#### EXERCISE DESCRIPTION:
Which lines in the entries below contain the string "display"? Show each of them in full.

=====

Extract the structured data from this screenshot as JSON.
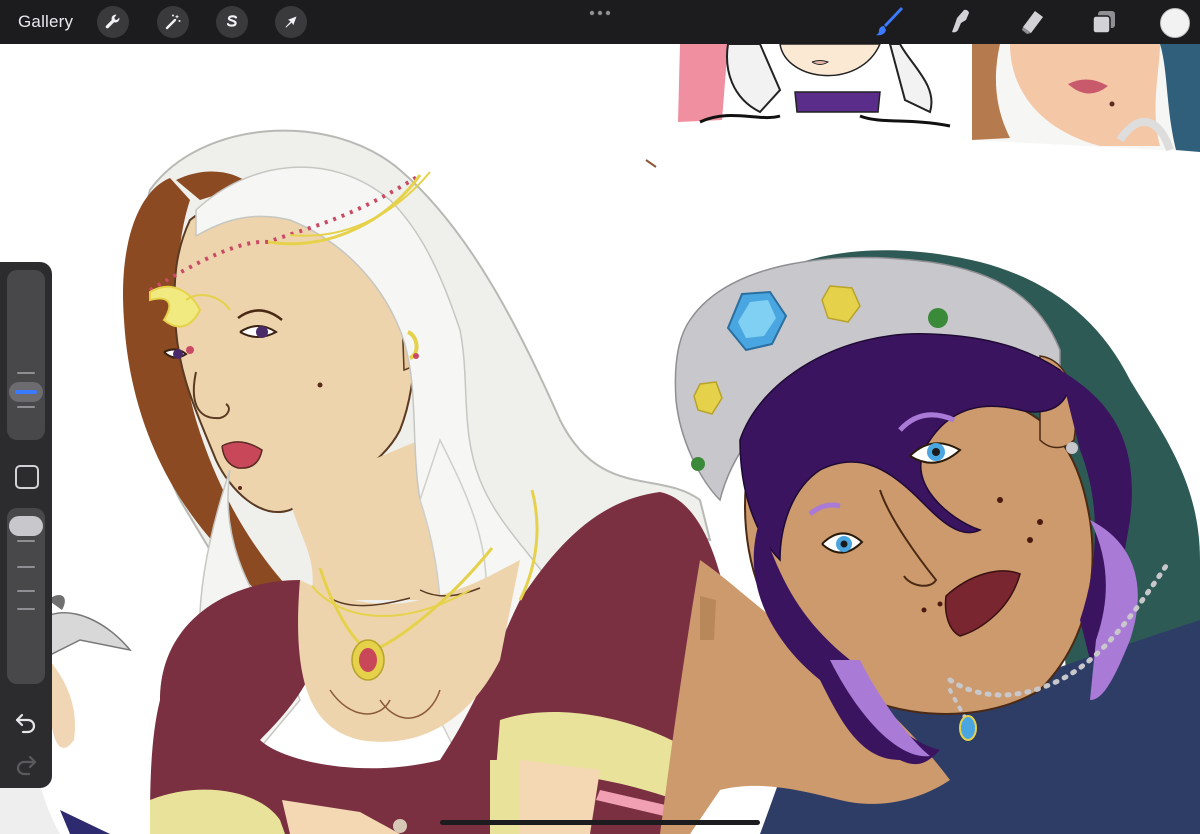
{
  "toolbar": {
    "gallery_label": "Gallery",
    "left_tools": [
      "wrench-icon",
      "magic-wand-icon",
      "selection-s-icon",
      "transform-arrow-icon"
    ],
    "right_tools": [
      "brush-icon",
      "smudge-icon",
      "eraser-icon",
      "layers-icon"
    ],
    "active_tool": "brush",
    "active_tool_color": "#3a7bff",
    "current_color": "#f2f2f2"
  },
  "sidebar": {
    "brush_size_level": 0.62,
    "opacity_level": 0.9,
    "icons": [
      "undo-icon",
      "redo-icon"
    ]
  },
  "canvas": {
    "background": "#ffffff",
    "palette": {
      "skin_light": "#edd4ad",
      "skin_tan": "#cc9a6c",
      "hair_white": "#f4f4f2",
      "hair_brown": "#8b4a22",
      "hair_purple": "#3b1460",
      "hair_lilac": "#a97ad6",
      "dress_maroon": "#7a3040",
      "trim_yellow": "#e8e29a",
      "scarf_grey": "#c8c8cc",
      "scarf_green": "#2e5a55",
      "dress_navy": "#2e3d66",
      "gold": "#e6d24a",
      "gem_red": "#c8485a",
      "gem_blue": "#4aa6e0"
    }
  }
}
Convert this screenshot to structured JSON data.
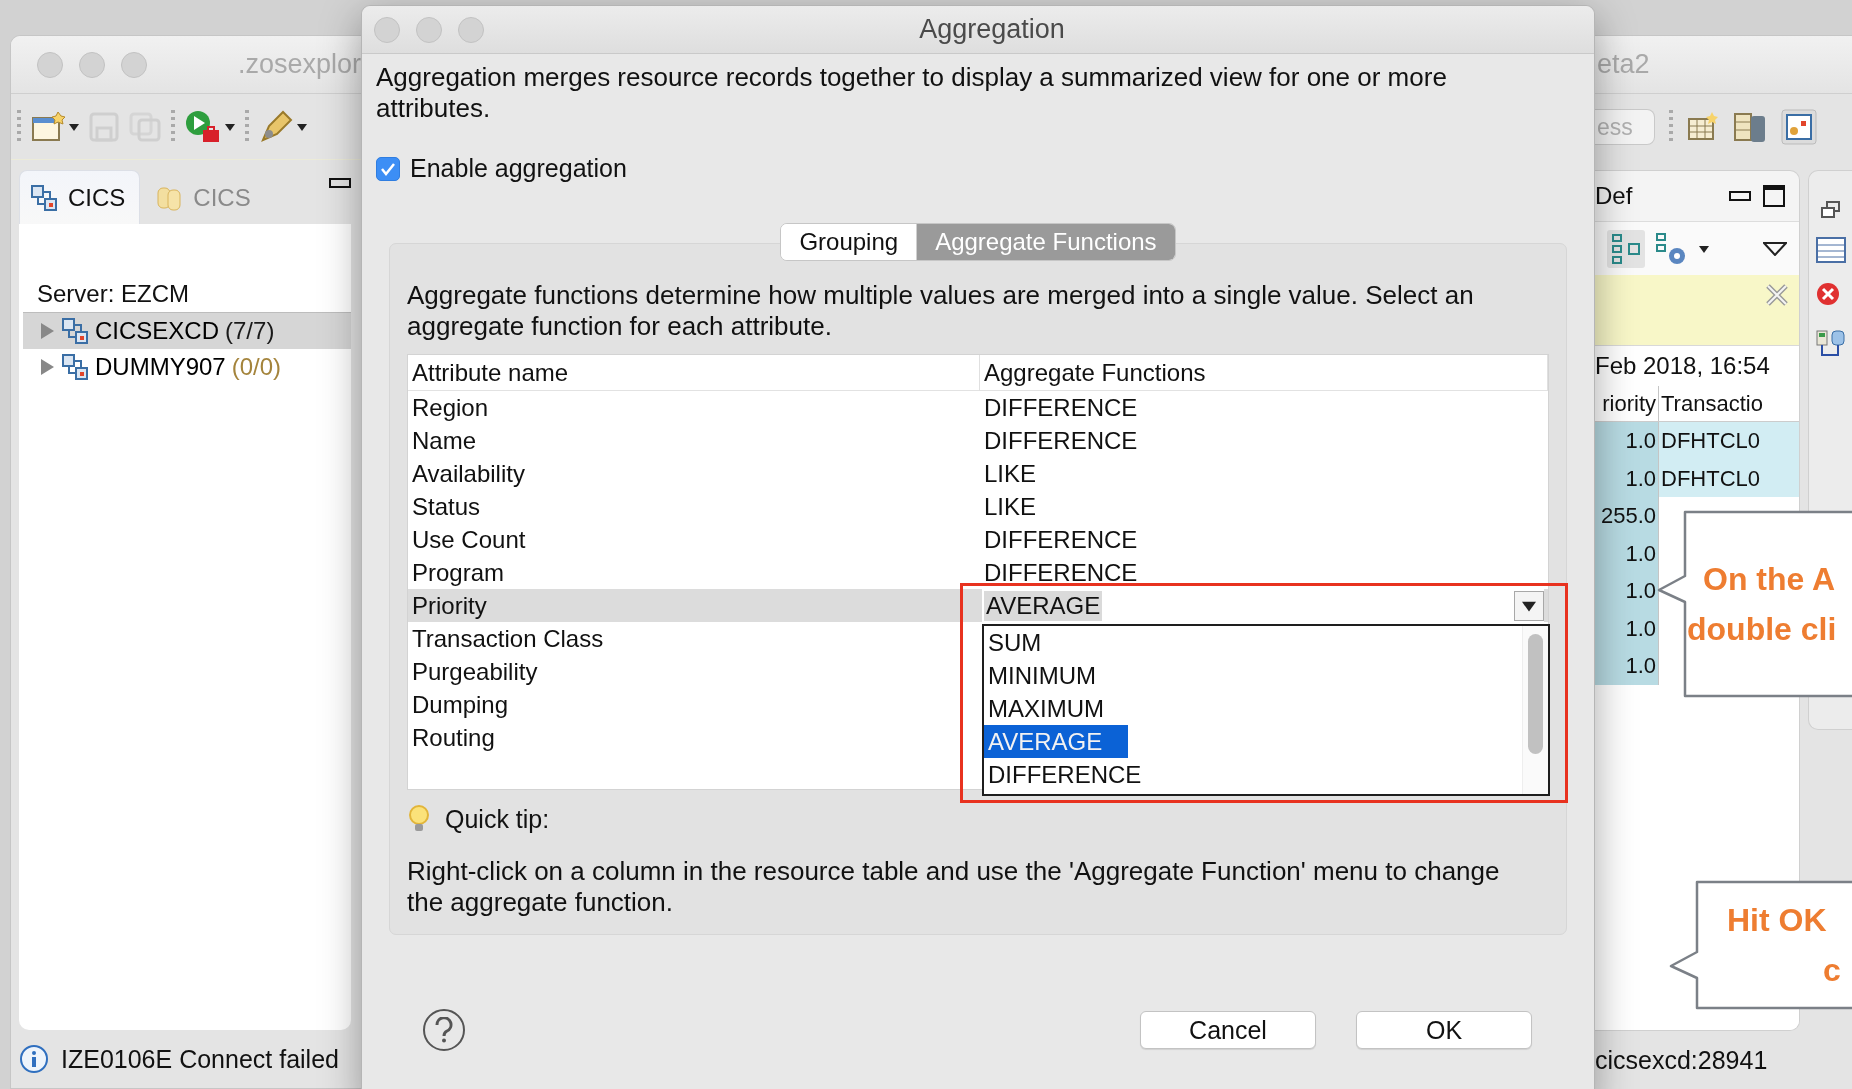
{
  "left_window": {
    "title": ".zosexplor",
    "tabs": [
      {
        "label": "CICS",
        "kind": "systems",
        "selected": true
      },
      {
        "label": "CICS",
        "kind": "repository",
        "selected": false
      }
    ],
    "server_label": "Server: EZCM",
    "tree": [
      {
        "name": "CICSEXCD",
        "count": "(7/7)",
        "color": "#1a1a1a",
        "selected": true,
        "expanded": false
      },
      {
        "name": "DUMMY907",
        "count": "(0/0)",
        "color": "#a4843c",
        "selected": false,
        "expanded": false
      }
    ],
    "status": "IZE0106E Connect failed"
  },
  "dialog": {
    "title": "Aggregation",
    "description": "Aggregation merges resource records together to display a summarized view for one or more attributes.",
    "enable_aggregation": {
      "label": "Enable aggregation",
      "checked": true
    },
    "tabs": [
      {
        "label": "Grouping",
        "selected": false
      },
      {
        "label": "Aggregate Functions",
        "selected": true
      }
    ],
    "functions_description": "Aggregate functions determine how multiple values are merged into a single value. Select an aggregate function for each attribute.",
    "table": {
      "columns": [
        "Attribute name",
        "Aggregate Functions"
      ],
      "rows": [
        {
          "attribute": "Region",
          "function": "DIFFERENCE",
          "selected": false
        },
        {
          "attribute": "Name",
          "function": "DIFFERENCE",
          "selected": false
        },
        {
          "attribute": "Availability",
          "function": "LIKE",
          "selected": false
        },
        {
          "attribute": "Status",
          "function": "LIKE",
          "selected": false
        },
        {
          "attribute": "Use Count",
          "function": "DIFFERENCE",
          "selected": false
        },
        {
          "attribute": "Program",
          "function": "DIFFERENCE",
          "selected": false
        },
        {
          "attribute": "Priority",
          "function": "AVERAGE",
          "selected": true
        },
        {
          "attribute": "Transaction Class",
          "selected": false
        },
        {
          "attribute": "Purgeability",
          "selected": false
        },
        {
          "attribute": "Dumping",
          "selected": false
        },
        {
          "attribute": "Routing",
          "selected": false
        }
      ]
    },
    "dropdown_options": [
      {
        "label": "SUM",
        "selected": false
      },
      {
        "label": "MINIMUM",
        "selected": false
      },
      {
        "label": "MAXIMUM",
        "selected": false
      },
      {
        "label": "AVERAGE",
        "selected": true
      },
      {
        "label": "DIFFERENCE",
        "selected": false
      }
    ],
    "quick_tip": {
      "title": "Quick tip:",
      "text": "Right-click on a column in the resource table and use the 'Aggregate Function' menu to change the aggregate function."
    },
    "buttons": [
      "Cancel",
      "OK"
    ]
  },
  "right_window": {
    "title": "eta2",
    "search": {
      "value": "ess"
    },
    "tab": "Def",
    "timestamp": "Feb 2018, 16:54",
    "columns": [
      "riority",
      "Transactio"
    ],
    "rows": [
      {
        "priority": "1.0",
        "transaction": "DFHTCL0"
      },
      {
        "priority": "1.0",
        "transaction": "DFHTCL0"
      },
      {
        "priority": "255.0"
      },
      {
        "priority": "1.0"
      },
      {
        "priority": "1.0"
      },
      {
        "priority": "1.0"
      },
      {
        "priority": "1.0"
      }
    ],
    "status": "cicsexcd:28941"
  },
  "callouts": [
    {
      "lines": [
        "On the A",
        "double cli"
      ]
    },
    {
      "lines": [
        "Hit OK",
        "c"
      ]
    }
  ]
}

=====

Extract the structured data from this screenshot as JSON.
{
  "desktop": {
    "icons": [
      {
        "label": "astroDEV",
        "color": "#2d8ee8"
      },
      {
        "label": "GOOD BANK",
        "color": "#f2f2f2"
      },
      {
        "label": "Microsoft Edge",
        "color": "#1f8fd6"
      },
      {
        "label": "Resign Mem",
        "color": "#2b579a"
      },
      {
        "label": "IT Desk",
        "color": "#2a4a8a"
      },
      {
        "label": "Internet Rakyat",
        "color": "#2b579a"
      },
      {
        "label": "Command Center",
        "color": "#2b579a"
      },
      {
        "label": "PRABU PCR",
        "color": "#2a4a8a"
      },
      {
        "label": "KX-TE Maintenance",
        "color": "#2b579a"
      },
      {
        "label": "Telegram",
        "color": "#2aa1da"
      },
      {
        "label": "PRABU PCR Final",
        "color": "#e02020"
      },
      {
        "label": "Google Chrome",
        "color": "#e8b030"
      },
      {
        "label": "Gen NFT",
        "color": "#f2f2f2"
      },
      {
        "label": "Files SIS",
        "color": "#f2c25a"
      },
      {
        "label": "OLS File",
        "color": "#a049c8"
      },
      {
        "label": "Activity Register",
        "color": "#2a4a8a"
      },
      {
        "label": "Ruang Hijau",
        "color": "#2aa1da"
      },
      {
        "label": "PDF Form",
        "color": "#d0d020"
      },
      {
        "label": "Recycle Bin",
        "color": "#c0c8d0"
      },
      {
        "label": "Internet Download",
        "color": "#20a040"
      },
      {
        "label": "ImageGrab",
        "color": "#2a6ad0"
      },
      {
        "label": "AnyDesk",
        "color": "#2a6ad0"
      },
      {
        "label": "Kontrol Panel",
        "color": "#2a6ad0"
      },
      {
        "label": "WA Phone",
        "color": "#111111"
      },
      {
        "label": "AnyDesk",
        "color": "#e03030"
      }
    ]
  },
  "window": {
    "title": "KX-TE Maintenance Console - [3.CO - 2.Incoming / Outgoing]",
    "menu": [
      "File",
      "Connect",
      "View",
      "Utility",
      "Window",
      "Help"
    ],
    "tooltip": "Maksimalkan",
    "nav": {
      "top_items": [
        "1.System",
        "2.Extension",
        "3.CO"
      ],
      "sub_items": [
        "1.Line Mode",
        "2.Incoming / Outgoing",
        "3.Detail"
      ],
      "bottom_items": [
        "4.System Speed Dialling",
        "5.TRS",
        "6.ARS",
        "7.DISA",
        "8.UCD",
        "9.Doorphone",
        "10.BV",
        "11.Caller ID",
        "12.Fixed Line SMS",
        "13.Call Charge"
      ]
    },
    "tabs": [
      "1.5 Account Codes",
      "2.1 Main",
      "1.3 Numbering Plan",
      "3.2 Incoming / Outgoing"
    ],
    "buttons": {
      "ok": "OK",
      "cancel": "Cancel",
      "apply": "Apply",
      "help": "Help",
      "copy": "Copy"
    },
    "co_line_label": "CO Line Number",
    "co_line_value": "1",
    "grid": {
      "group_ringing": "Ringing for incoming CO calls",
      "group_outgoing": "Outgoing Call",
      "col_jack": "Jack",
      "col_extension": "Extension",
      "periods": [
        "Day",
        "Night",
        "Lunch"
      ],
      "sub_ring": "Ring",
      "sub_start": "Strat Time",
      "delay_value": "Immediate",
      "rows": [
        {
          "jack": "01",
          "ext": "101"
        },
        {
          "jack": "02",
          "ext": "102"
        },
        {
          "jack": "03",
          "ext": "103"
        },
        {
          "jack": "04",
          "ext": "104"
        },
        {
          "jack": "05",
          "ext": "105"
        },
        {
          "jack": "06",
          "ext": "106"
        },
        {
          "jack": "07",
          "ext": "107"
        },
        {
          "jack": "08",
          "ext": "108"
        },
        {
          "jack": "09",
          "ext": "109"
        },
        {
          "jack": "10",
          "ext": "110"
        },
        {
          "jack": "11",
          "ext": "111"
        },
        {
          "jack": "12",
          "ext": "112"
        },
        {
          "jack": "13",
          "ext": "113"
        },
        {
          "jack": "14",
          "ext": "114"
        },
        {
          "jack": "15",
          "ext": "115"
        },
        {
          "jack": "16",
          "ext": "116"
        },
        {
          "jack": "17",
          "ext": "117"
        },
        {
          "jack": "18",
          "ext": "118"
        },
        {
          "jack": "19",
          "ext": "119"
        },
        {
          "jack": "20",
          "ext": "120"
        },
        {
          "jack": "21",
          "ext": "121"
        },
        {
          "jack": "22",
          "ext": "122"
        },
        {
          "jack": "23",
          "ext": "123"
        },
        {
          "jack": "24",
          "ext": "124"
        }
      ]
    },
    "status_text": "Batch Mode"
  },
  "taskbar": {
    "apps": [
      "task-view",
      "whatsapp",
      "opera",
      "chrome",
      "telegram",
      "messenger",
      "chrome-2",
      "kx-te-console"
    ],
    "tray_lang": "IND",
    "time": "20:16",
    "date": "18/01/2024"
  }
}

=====

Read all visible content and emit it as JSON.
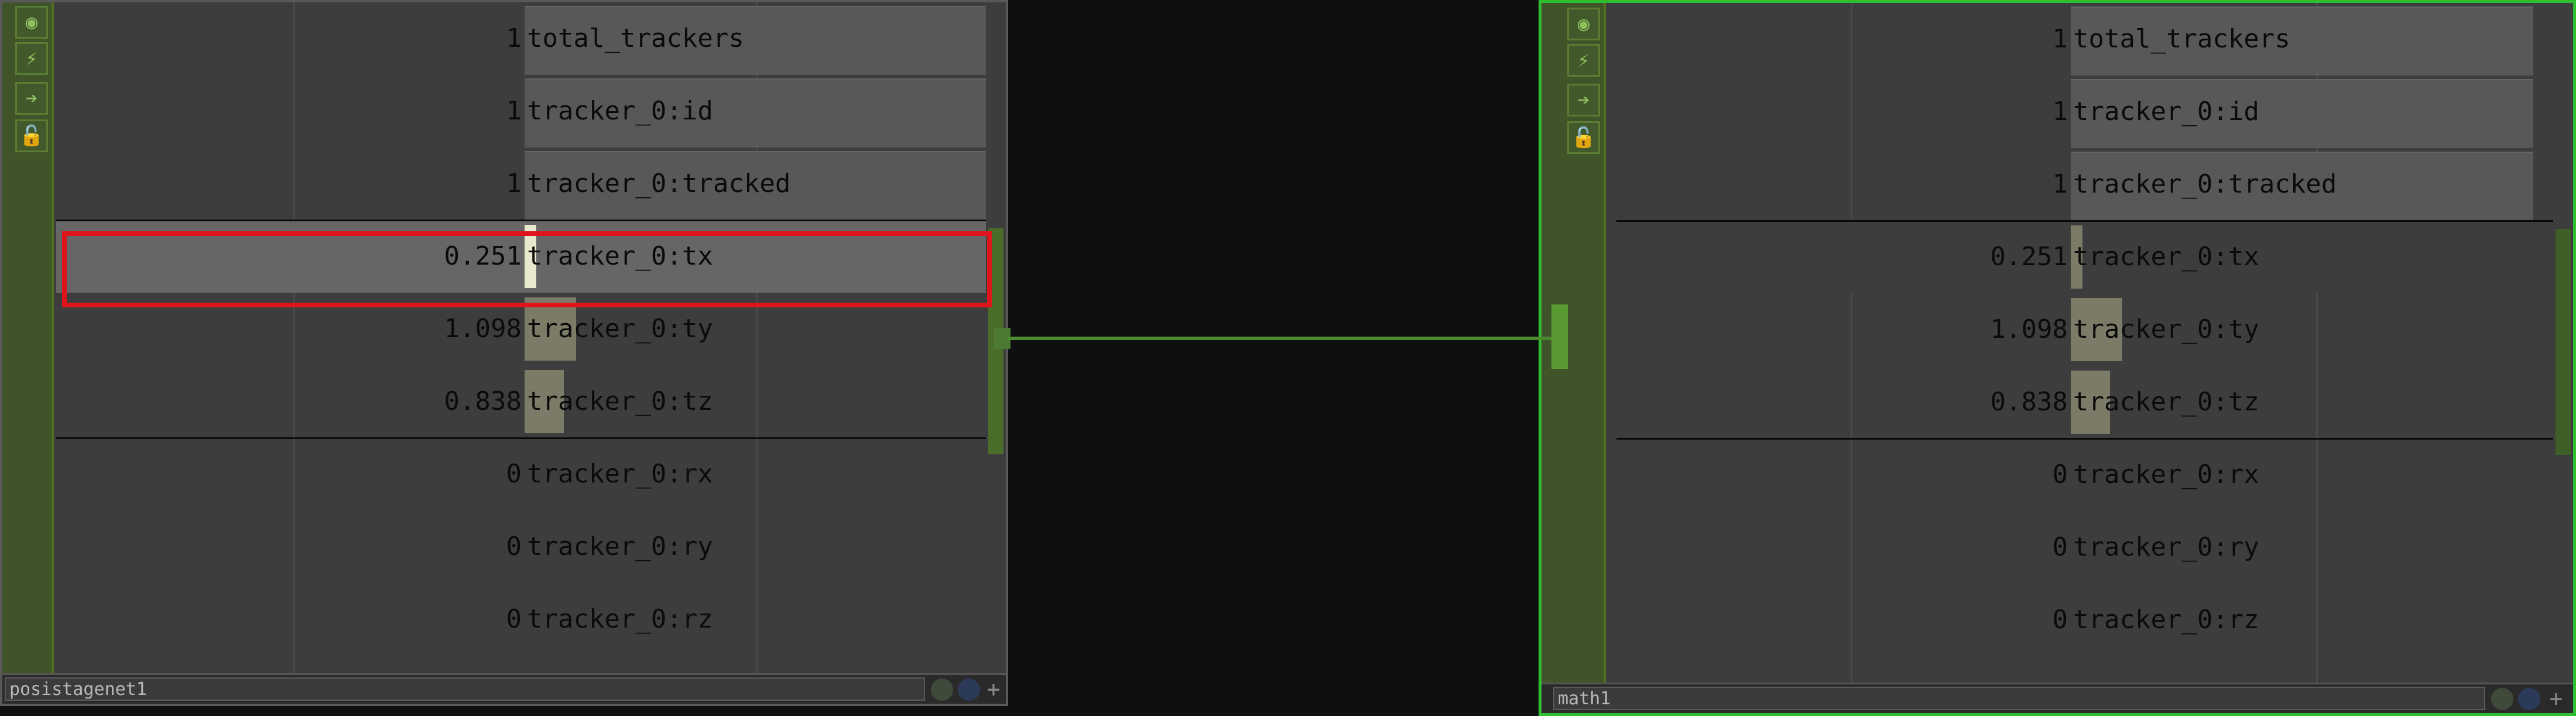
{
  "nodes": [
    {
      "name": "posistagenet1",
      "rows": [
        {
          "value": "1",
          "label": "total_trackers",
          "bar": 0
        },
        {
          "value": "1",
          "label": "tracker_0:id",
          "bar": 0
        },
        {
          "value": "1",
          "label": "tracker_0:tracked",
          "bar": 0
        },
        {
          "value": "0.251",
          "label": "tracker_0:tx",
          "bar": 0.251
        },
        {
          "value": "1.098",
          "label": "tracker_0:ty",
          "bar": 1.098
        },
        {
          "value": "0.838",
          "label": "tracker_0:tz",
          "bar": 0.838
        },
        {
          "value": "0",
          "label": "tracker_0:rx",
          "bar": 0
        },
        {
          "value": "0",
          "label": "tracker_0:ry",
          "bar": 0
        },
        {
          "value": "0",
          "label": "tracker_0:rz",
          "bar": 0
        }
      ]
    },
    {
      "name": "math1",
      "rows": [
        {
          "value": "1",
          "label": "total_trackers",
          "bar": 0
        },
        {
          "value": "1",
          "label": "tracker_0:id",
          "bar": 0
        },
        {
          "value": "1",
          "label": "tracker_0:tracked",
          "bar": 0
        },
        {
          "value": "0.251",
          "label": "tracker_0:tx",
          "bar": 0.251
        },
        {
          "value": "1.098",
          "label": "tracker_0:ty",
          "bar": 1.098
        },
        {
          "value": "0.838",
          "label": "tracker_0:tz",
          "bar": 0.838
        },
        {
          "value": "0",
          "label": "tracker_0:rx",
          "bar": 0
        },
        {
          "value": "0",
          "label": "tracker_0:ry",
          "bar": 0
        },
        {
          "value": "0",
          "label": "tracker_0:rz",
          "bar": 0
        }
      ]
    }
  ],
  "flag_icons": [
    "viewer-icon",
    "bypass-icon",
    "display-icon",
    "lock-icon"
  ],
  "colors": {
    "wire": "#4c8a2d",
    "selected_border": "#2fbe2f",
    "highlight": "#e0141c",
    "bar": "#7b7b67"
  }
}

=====

#### ANSWER SPACE:
    "description": "Aggregation merges resource records together to display a summarized view for one or more attributes.",
    "display-icon",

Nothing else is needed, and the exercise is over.